Input records →
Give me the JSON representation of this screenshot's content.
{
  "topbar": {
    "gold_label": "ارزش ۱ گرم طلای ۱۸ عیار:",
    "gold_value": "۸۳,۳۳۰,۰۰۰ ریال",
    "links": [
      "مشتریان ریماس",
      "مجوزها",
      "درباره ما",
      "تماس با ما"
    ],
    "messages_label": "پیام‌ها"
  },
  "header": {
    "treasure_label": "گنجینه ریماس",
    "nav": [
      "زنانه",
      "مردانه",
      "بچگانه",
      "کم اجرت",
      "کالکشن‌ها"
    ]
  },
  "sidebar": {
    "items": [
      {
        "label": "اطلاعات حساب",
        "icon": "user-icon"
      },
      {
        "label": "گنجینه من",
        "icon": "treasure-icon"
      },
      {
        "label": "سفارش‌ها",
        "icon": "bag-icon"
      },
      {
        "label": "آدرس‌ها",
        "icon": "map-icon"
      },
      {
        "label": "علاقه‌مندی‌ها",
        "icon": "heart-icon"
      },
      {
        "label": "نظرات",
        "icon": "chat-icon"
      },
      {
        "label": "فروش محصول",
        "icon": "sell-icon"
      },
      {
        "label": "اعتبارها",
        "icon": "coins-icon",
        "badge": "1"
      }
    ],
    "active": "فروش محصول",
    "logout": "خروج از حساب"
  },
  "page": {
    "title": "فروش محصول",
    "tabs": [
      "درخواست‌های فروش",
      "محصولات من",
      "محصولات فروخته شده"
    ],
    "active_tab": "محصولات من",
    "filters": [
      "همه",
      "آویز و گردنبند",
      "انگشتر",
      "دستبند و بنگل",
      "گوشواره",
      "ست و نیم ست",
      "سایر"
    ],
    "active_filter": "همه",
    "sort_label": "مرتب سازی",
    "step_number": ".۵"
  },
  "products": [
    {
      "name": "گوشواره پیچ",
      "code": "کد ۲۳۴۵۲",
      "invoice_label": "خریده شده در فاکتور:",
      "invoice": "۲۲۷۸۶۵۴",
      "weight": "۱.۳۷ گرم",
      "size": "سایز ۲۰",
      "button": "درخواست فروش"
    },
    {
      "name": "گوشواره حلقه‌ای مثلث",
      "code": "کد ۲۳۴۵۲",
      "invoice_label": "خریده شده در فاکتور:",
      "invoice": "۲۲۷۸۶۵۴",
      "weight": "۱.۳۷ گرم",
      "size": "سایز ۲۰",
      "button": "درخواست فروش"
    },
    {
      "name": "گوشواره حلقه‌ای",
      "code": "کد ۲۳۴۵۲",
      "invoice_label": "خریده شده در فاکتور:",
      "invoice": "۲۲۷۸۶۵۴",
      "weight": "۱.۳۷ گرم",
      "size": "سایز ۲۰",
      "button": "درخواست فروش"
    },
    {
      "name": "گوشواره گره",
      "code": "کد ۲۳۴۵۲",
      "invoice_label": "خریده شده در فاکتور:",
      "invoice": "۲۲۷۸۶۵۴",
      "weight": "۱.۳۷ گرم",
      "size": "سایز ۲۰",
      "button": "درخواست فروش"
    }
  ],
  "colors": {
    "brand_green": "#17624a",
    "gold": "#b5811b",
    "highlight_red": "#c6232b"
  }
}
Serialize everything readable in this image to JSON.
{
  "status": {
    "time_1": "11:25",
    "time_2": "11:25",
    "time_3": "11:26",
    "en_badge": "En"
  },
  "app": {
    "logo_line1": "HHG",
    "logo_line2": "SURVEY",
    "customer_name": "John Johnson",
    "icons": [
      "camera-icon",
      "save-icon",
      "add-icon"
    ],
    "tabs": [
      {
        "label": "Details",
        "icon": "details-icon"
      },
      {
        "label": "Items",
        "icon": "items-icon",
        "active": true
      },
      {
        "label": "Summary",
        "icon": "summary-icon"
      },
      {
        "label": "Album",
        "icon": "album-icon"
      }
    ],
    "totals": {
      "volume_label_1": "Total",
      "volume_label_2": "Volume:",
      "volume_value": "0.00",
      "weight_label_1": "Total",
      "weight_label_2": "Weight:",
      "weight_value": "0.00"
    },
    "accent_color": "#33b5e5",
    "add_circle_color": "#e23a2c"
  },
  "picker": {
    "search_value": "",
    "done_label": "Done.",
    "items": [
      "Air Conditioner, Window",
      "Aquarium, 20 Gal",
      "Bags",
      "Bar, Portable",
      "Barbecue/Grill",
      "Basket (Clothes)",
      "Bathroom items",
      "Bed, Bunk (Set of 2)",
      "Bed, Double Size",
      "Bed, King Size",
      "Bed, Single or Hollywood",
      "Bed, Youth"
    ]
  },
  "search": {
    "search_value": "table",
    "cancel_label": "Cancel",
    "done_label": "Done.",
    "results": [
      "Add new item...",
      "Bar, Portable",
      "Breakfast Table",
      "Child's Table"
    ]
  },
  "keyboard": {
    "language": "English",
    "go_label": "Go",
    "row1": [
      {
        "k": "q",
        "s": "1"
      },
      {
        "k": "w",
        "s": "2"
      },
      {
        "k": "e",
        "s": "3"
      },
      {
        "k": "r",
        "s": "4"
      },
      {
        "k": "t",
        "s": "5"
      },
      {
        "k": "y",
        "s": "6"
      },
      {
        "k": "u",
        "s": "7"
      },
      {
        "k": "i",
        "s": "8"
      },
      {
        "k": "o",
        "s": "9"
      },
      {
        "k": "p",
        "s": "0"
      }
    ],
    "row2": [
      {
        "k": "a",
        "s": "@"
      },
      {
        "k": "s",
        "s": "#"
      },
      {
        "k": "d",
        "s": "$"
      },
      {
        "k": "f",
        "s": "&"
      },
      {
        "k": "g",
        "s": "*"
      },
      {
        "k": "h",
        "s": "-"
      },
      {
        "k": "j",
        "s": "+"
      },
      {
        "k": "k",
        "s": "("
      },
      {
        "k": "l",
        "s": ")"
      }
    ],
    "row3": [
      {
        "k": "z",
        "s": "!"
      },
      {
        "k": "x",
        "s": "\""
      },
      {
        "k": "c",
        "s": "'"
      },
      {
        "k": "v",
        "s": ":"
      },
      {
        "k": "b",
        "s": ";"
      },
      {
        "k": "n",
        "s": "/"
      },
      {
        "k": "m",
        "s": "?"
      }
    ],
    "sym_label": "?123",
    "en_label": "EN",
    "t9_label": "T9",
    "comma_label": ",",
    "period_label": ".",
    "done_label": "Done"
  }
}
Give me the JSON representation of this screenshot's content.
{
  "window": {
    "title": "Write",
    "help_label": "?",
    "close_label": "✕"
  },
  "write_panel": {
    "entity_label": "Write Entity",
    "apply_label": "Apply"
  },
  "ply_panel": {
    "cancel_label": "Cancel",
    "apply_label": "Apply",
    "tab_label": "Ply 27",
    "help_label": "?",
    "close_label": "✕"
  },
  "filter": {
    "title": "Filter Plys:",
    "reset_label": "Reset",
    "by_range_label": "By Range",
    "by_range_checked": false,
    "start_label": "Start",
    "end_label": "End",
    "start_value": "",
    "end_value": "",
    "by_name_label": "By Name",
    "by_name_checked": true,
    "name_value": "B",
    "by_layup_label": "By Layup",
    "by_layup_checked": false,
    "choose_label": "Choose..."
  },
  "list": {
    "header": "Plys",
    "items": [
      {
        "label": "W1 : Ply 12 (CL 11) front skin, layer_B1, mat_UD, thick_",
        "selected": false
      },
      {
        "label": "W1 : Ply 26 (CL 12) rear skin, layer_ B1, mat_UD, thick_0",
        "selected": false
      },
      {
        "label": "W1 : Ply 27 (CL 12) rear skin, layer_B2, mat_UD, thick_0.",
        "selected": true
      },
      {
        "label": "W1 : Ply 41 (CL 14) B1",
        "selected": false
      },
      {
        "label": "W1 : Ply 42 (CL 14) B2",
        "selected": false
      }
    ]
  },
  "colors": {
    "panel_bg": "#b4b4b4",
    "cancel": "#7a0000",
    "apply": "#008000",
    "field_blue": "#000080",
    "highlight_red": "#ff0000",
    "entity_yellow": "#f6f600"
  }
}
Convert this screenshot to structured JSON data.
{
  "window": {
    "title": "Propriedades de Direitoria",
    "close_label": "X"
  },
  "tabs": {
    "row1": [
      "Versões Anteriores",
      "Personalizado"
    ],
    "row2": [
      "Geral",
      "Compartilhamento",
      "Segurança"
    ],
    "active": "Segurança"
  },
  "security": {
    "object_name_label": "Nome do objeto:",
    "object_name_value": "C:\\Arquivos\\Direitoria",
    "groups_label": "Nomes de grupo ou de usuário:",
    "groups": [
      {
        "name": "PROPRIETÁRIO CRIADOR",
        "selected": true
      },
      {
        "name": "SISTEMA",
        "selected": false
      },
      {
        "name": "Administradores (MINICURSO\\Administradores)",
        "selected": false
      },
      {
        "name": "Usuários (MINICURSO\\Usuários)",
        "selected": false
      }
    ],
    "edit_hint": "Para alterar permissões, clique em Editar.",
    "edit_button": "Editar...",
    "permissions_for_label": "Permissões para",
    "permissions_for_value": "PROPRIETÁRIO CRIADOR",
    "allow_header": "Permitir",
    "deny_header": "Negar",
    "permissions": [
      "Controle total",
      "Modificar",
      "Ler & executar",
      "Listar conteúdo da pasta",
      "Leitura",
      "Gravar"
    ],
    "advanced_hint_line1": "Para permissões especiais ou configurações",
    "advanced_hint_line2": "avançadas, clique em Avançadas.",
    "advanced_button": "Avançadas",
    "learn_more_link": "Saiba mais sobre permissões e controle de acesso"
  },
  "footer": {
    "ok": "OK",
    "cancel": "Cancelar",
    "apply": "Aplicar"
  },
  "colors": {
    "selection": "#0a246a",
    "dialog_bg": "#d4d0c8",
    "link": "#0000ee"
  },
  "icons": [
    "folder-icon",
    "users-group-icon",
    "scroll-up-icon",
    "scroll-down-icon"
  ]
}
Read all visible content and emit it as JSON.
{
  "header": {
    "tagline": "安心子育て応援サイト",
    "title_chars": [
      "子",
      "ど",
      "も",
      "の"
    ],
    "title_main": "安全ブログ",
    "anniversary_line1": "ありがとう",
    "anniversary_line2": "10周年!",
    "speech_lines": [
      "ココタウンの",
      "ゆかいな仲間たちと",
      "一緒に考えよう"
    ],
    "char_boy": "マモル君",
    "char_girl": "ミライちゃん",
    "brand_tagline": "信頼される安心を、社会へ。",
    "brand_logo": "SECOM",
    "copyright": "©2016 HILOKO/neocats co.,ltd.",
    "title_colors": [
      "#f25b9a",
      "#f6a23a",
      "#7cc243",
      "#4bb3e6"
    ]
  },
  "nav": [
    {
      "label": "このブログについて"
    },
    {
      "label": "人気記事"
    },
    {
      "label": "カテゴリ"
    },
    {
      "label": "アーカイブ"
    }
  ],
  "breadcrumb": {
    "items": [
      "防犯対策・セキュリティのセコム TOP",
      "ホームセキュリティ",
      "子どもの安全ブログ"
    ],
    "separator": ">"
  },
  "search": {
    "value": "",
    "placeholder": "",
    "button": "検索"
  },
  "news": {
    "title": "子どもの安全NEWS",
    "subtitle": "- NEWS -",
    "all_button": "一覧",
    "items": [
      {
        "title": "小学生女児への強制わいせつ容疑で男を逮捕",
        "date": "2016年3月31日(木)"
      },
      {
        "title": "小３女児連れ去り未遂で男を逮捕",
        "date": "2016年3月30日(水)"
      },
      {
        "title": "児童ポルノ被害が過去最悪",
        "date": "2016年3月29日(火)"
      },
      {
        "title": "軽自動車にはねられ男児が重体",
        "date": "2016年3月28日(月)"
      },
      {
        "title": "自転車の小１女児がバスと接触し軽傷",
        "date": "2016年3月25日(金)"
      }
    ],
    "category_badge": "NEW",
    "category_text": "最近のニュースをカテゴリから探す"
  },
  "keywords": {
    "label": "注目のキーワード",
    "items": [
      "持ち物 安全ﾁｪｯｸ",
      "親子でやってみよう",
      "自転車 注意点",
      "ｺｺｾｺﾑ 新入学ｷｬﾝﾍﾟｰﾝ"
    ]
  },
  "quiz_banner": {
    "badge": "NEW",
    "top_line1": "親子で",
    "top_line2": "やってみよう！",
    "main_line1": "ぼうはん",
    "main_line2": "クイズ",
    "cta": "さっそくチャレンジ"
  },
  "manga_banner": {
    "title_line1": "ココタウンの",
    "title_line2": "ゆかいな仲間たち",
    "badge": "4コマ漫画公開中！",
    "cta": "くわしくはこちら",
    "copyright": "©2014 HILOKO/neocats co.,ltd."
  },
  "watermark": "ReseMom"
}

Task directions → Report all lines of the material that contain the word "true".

Output of the exercise →
        "active": true
    "by_name_checked": true,
        "selected": true
        "selected": true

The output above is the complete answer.